“If they are stealing, if they are threatening people or assaulting people, then we read them the trespass to keep them from coming back on campus and committing crimes on campus and victimizing our community,” U-M Deputy Police Chief Joe Piersante said.
Roughly 3,300 individuals are banned from U-M's Ann Arbor campus in whole or in part, and around 80 people are prohibited from EMU's campus.
Those who violate a trespass warning can face misdemeanor charges punishable by a maximum $250 fine and/or 30 days in jail, said Konrad Siller, an assistant prosecuting attorney for Washtenaw County. U-M police said they interview rather than arrest most trespassers they find on campus.
Steinberg said the ACLU received three calls after the AnnArbor.com report from individuals who felt U-M used the trespass policy to suppress protected speech. He said it shouldn’t be applied in the same way a business owner or private institution might use it.
“The University of Michigan is not a private institution,” Steinberg said. “There are certain parts of the that are generally open to the public for the free expression of ideas. The University of Michigan cannot use the trespass statute as if it was a private entity to bar individuals from participating in the public life and in the public exchange of ideas in places like the Diag."
U-M spokesman Rick Fitzgerald said the school received the letter from U-M's student ACLU group and it's being reviewed, but he didn't directly answer a question about whether the policy could be revised.

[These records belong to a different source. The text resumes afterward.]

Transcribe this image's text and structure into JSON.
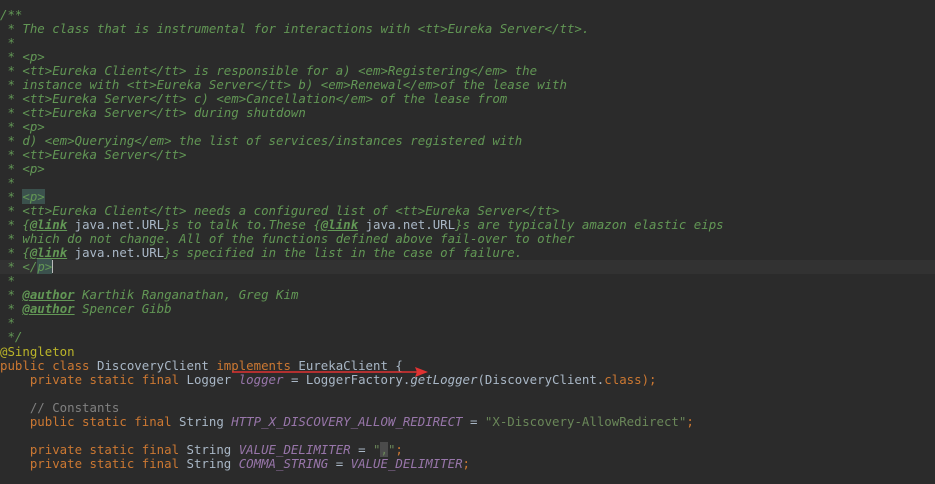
{
  "theme": {
    "background": "#2b2b2b",
    "doc_comment": "#629755",
    "keyword": "#cc7832",
    "annotation": "#bbb529",
    "field": "#9876aa",
    "string": "#6a8759",
    "line_comment": "#808080",
    "plain": "#a9b7c6",
    "arrow": "#e03232"
  },
  "code": {
    "l1": "/**",
    "l2": " * The class that is instrumental for interactions with <tt>Eureka Server</tt>.",
    "l3": " *",
    "l4": " * <p>",
    "l5": " * <tt>Eureka Client</tt> is responsible for a) <em>Registering</em> the",
    "l6": " * instance with <tt>Eureka Server</tt> b) <em>Renewal</em>of the lease with",
    "l7": " * <tt>Eureka Server</tt> c) <em>Cancellation</em> of the lease from",
    "l8": " * <tt>Eureka Server</tt> during shutdown",
    "l9": " * <p>",
    "l10": " * d) <em>Querying</em> the list of services/instances registered with",
    "l11": " * <tt>Eureka Server</tt>",
    "l12": " * <p>",
    "l13": " *",
    "l14a": " * ",
    "l14b": "<p>",
    "l15": " * <tt>Eureka Client</tt> needs a configured list of <tt>Eureka Server</tt>",
    "l16a": " * {",
    "l16b": "@link",
    "l16c": " java.net.URL",
    "l16d": "}s to talk to.These {",
    "l16e": "@link",
    "l16f": " java.net.URL",
    "l16g": "}s are typically amazon elastic eips",
    "l17": " * which do not change. All of the functions defined above fail-over to other",
    "l18a": " * {",
    "l18b": "@link",
    "l18c": " java.net.URL",
    "l18d": "}s specified in the list in the case of failure.",
    "l19a": " * </",
    "l19b": "p>",
    "l20": " *",
    "l21a": " * ",
    "l21b": "@author",
    "l21c": " Karthik Ranganathan, Greg Kim",
    "l22a": " * ",
    "l22b": "@author",
    "l22c": " Spencer Gibb",
    "l23": " *",
    "l24": " */",
    "l25": "@Singleton",
    "l26a": "public class ",
    "l26b": "DiscoveryClient ",
    "l26c": "implements ",
    "l26d": "EurekaClient {",
    "l27a": "    private static final ",
    "l27b": "Logger ",
    "l27c": "logger",
    "l27d": " = LoggerFactory.",
    "l27e": "getLogger",
    "l27f": "(DiscoveryClient.",
    "l27g": "class",
    "l27h": ");",
    "l28": "",
    "l29": "    // Constants",
    "l30a": "    public static final ",
    "l30b": "String ",
    "l30c": "HTTP_X_DISCOVERY_ALLOW_REDIRECT",
    "l30d": " = ",
    "l30e": "\"X-Discovery-AllowRedirect\"",
    "l30f": ";",
    "l31": "",
    "l32a": "    private static final ",
    "l32b": "String ",
    "l32c": "VALUE_DELIMITER",
    "l32d": " = ",
    "l32e": "\"",
    "l32f": ",",
    "l32g": "\"",
    "l32h": ";",
    "l33a": "    private static final ",
    "l33b": "String ",
    "l33c": "COMMA_STRING",
    "l33d": " = ",
    "l33e": "VALUE_DELIMITER",
    "l33f": ";"
  }
}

“(The trespass policy) will continue to be an option, as it always has been, to Department of Public Safety officers at the University of Michigan," he said, noting the trespass warning “Is a tool available to police officers throughout the state.”
Steinberg declined to say whether the ACLU has been working with Shirvell. Sedler said he thinks Shirvell has a good case.
“He certainly has a plausible claim that the policy of the violates the First Amendment because it can be applied to exclude someone from the campus for the person’s views, and it doesn’t contain narrow, objective and definite standards,” Sedler said.